## TASK DIRECTIONS
Line by line, print the records exactly.

## Items from an interface collection
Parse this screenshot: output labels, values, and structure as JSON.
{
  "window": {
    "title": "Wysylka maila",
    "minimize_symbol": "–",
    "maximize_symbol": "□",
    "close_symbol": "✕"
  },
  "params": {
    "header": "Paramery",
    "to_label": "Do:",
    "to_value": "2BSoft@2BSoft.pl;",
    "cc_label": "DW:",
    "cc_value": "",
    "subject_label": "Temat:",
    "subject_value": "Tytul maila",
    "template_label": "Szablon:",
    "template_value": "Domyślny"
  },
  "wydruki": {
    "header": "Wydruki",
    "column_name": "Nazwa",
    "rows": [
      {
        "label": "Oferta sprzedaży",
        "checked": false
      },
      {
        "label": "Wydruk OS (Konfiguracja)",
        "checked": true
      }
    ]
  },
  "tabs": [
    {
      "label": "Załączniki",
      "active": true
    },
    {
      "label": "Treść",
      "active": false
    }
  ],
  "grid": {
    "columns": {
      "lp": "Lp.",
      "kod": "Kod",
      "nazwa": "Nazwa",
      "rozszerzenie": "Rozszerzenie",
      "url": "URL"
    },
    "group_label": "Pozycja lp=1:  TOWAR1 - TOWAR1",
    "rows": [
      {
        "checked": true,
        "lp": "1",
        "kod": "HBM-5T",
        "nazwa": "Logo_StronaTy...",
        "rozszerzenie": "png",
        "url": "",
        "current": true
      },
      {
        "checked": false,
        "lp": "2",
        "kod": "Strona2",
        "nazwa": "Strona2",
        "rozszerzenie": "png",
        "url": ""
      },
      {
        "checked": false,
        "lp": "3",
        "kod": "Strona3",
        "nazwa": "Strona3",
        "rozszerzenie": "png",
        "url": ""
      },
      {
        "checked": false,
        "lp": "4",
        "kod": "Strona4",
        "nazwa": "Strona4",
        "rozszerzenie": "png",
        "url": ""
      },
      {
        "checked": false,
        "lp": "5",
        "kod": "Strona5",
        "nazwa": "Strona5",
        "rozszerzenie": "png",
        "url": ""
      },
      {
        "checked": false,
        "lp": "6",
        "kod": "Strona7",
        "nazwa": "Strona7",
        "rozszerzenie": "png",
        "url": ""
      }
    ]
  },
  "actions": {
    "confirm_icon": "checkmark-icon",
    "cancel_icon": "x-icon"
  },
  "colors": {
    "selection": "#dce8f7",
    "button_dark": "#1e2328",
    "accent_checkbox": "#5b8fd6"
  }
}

## TASK ANSWER
Parse this screenshot: output labels, values, and structure as JSON.
{
  "window": {
    "title": "Wysylka maila",
    "minimize_symbol": "–",
    "maximize_symbol": "□",
    "close_symbol": "✕"
  },
  "params": {
    "header": "Paramery",
    "to_label": "Do:",
    "to_value": "2BSoft@2BSoft.pl;",
    "cc_label": "DW:",
    "cc_value": "",
    "subject_label": "Temat:",
    "subject_value": "Tytul maila",
    "template_label": "Szablon:",
    "template_value": "Domyślny"
  },
  "wydruki": {
    "header": "Wydruki",
    "column_name": "Nazwa",
    "rows": [
      {
        "label": "Oferta sprzedaży",
        "checked": false
      },
      {
        "label": "Wydruk OS (Konfiguracja)",
        "checked": true
      }
    ]
  },
  "tabs": [
    {
      "label": "Załączniki",
      "active": true
    },
    {
      "label": "Treść",
      "active": false
    }
  ],
  "grid": {
    "columns": {
      "lp": "Lp.",
      "kod": "Kod",
      "nazwa": "Nazwa",
      "rozszerzenie": "Rozszerzenie",
      "url": "URL"
    },
    "group_label": "Pozycja lp=1:  TOWAR1 - TOWAR1",
    "rows": [
      {
        "checked": true,
        "lp": "1",
        "kod": "HBM-5T",
        "nazwa": "Logo_StronaTy...",
        "rozszerzenie": "png",
        "url": "",
        "current": true
      },
      {
        "checked": false,
        "lp": "2",
        "kod": "Strona2",
        "nazwa": "Strona2",
        "rozszerzenie": "png",
        "url": ""
      },
      {
        "checked": false,
        "lp": "3",
        "kod": "Strona3",
        "nazwa": "Strona3",
        "rozszerzenie": "png",
        "url": ""
      },
      {
        "checked": false,
        "lp": "4",
        "kod": "Strona4",
        "nazwa": "Strona4",
        "rozszerzenie": "png",
        "url": ""
      },
      {
        "checked": false,
        "lp": "5",
        "kod": "Strona5",
        "nazwa": "Strona5",
        "rozszerzenie": "png",
        "url": ""
      },
      {
        "checked": false,
        "lp": "6",
        "kod": "Strona7",
        "nazwa": "Strona7",
        "rozszerzenie": "png",
        "url": ""
      }
    ]
  },
  "actions": {
    "confirm_icon": "checkmark-icon",
    "cancel_icon": "x-icon"
  },
  "colors": {
    "selection": "#dce8f7",
    "button_dark": "#1e2328",
    "accent_checkbox": "#5b8fd6"
  }
}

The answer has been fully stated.